▶ **What the task requires**: Pull from the data below each line where the word "LibPkg" occurs, and copy it.

[Data about app and page elements]
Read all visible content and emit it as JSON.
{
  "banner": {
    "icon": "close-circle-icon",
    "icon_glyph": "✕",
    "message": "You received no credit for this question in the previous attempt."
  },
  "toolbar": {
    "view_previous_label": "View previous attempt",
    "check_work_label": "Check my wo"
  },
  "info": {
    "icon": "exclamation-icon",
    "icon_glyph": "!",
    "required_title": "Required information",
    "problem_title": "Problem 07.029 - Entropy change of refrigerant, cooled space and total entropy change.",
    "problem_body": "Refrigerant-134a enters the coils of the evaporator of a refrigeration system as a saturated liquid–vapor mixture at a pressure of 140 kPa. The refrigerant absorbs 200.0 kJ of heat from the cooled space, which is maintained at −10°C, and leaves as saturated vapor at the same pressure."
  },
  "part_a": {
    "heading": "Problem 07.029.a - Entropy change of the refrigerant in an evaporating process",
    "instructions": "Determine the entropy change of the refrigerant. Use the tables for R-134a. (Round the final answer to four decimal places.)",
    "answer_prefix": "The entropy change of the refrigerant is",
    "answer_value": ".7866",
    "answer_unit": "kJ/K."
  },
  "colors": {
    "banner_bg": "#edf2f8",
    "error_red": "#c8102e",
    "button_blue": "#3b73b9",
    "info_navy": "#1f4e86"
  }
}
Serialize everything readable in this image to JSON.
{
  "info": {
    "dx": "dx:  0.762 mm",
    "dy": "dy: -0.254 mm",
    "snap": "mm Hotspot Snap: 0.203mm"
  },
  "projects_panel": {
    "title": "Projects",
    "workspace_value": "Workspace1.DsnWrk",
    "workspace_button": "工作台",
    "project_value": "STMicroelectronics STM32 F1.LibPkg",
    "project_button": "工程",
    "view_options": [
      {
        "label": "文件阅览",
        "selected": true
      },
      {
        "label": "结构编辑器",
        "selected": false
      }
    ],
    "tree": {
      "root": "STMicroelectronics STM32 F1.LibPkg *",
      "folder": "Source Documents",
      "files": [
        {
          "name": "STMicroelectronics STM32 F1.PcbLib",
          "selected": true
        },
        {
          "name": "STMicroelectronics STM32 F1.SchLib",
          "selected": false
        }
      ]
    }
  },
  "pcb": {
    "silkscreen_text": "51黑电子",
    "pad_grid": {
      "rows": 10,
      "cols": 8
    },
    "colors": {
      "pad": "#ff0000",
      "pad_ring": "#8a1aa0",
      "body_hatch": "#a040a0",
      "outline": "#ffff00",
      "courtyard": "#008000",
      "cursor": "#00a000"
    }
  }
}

▶ **Written response**:
    "project_value": "STMicroelectronics STM32 F1.LibPkg",
      "root": "STMicroelectronics STM32 F1.LibPkg *",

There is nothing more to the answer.